• _INSTRUCTIONS TO FOLLOW_:
Below are records to be repeated in full. Give them exactly.

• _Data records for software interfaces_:
↓

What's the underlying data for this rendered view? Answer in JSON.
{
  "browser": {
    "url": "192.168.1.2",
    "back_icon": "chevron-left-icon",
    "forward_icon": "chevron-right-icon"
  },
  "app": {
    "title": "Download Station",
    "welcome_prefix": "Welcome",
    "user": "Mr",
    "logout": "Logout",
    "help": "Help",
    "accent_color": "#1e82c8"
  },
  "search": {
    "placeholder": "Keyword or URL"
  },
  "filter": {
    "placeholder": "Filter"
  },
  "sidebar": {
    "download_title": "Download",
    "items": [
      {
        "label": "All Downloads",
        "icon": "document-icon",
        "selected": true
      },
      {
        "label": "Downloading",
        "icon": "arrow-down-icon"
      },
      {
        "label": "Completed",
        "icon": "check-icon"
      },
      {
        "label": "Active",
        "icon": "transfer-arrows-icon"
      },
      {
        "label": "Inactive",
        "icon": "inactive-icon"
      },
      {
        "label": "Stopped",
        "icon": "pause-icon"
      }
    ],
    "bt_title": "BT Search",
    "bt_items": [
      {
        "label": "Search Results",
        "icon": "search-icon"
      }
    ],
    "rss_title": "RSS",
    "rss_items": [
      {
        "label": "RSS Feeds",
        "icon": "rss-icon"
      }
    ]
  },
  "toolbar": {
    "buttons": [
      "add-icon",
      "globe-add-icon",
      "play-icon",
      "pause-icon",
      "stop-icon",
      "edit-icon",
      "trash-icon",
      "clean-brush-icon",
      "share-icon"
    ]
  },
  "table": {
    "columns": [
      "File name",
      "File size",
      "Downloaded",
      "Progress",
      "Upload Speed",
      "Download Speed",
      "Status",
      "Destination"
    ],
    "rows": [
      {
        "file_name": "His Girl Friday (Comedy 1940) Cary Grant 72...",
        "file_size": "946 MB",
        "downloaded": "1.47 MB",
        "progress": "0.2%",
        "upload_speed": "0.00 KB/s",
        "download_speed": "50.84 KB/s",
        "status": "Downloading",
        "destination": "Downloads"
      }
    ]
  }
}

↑

• _REPLY_:
What's the underlying data for this rendered view? Answer in JSON.
{
  "browser": {
    "url": "192.168.1.2",
    "back_icon": "chevron-left-icon",
    "forward_icon": "chevron-right-icon"
  },
  "app": {
    "title": "Download Station",
    "welcome_prefix": "Welcome",
    "user": "Mr",
    "logout": "Logout",
    "help": "Help",
    "accent_color": "#1e82c8"
  },
  "search": {
    "placeholder": "Keyword or URL"
  },
  "filter": {
    "placeholder": "Filter"
  },
  "sidebar": {
    "download_title": "Download",
    "items": [
      {
        "label": "All Downloads",
        "icon": "document-icon",
        "selected": true
      },
      {
        "label": "Downloading",
        "icon": "arrow-down-icon"
      },
      {
        "label": "Completed",
        "icon": "check-icon"
      },
      {
        "label": "Active",
        "icon": "transfer-arrows-icon"
      },
      {
        "label": "Inactive",
        "icon": "inactive-icon"
      },
      {
        "label": "Stopped",
        "icon": "pause-icon"
      }
    ],
    "bt_title": "BT Search",
    "bt_items": [
      {
        "label": "Search Results",
        "icon": "search-icon"
      }
    ],
    "rss_title": "RSS",
    "rss_items": [
      {
        "label": "RSS Feeds",
        "icon": "rss-icon"
      }
    ]
  },
  "toolbar": {
    "buttons": [
      "add-icon",
      "globe-add-icon",
      "play-icon",
      "pause-icon",
      "stop-icon",
      "edit-icon",
      "trash-icon",
      "clean-brush-icon",
      "share-icon"
    ]
  },
  "table": {
    "columns": [
      "File name",
      "File size",
      "Downloaded",
      "Progress",
      "Upload Speed",
      "Download Speed",
      "Status",
      "Destination"
    ],
    "rows": [
      {
        "file_name": "His Girl Friday (Comedy 1940) Cary Grant 72...",
        "file_size": "946 MB",
        "downloaded": "1.47 MB",
        "progress": "0.2%",
        "upload_speed": "0.00 KB/s",
        "download_speed": "50.84 KB/s",
        "status": "Downloading",
        "destination": "Downloads"
      }
    ]
  }
}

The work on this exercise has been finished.